There are two steps to this process. First, start by getting clear on your goal on the task. Good planning is the foundation of success for most any project. It's helpful to write it down so you have it for ready reference. For example, "I want to get this off my plate." Or "I feel clearer when I exercise regularly." Having a clear and precise idea of your goal will keep you oriented and help you to stay motivated.
Second, identify sabotaging thoughts that are hanging in the wings, ready to pounce in a weak moment. Then come up with a couple of truths to contradict them. For example if you continually tell yourself "I'll never be able to learn all this," you might say to yourself, "I can do this" or "If others can learn it, so can I". That's a plain and simple truth. To neutralize your frustration at having to do this task, you might say, "I'm doing this for me."
4. Do the planning -- break your goal into a series of small, doable steps
You've envisioned the task, dealt with what's been holding you back, and fixed your destructive thinking. Completing the job requires figuring out a reasonable step-by-step game plan and deciding when you'll begin. Write your plan down.
Once you have an outline, step back and imagine obstacles that are likely to pop up along the way. For every scenario, have a tactic ready to help you stick to your plan. You may also want to find someone to support your efforts and with whom you can check in on a regular basis.
5. Just do it -- gulp and leap
With all this preparation, it's time to tackle the task you've put off. Before you do, acknowledge your emotions--whether it's anger, fear, or sadness.
Take just a minute or two and release the pent-up emotion in a physical and constructive way. Without the emotional energy dragging you down, you'll feel prepared to take the leap and be amazed how easy it is as you just focus on one step at a time.
6. Battle resistance
As you take action, you're likely to meet with resistance in the form of excuses, bad moods, and discouragement. Meet resistance with tenacity and stubbornness, and continue to deal with any emotions that surface.
At this point in the process it's important to repeat your truths and remember your goal. Say them over and over until they're set in your mind. "I can do this. I'll feel better when I handle this." Any time you are tempted to procrastinate, refocus on the goal.
7. Appreciate your efforts and accomplishments
Getting through a daunting task is incredibly satisfying.
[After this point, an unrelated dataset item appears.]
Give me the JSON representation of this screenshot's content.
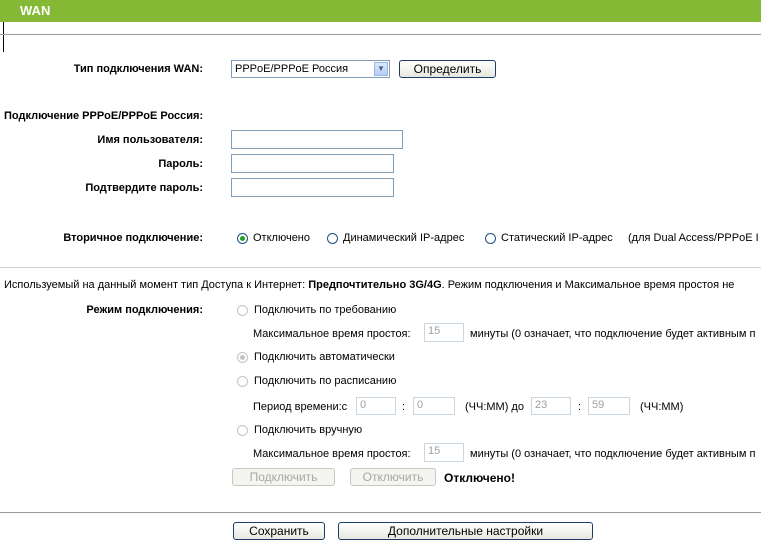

Praise each small accomplishment along the way. You'll feel proud and virtuous when you get the task off your plate. Doing what you're avoiding will simplify your life. You'll feel more energetic. You'll sleep better at night.
©2020 by Jude Bijou, M.A., M.F.T.
All Rights Reserved.
Book by this Author
Attitude Reconstruction: A Blueprint for Building a Better Life
by Jude Bijou, M.A., M.F.T.
With practical tools, real-life examples, and everyday solutions for thirty-three destructive attitudes, Attitude Reconstruction can help you stop settling for sadness, anger, and fear, and infuse your life with love, peace, and joy.
For more info, or to order this book.
About the Author
Jude Bijou is a licensed marriage and family therapist (MFT), an educator in Santa Barbara, California and the author of Attitude Reconstruction: A Blueprint for Building a Better Life. In 1982, Jude launched a private psychotherapy practice and started working with individuals, couples, and groups. She also began teaching communication courses through Santa Barbara City College Adult Education. Visit her website at AttitudeReconstruction.com/
* Watch an interview with Jude Bijou: How to Experience More Joy, Love and Peace